Because lately we kept discussing about the Internet of Things, we should perhaps mention that this trend is part of a larger industry, cloud manufacturing. With a large impact over the industries of aerospace, healthcare, education and financial services, here is another industry that cloud computing is highly influencing lately: manufacturing.
The Internet of Things (IoT) has been a buzz in the IT industry for some time, and the largest technology players are moving quickly to stake out the territory. In just the past month, Apple announced a new “smart home” platform, and Google made a similar announcement for Android and purchased Nest for $3.2 billion.
“What a small world!” – How many times did you hear or said this phrase? Well, I for sure say it often. The truth is the world isn’t small, but the way we communicate and do business at a global scale sure makes it look that way.
While cloud technology can offer several benefits to businesses, it is not without its downsides and risks. One of the major issue is the cost involved in migrating workloads to the cloud. Of course, the cost factor is usually discussed in detail with prospective vendors before finally making a decision. But, there are several hidden costs and unexpected expenses which can appear during migration and operation in the cloud.
Service providers today offer a variety of cloud services, from Infrastructure as a Service (IaaS) and Disaster Recovery as a Service (DRaaS) to Hosted VoIP (or UCaaS). However, the area that has been getting a lot of interest in the past few years is Desktop as a Service (DaaS). And I personally believe over time this will change.
More and more businesses are considering adopting cloud computing, drawn by the huge savings and benefits the cloud can provide. However, a perceived lack of confidence in cloud-based technologies is seen as one of the biggest barriers to adoption.
This is why there are a number of key issues suppliers need to address for the cloud to become the commercial success we claim it to be, like: transparency, reliability, accountability and security of operations.

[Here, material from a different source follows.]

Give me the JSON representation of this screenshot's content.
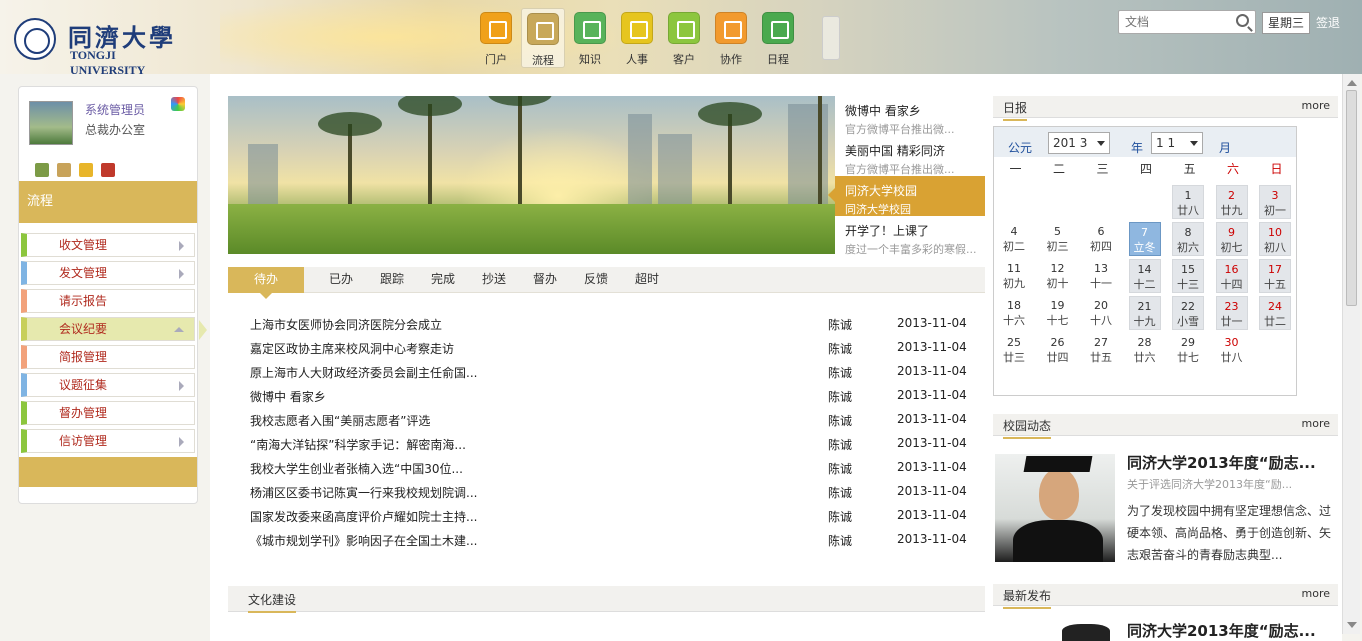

You don’t have to be an environment activist to support green cloud computing. When thinking about the cloud, we typically have images of a remote place in the sky where people store documents, photos and music, yet the reality is a little different. Data is stored on thousands of remote computer servers located in large-scale industrial facilities called data centers, and these data centers consume tremendous amounts of power, negatively impacting the environment.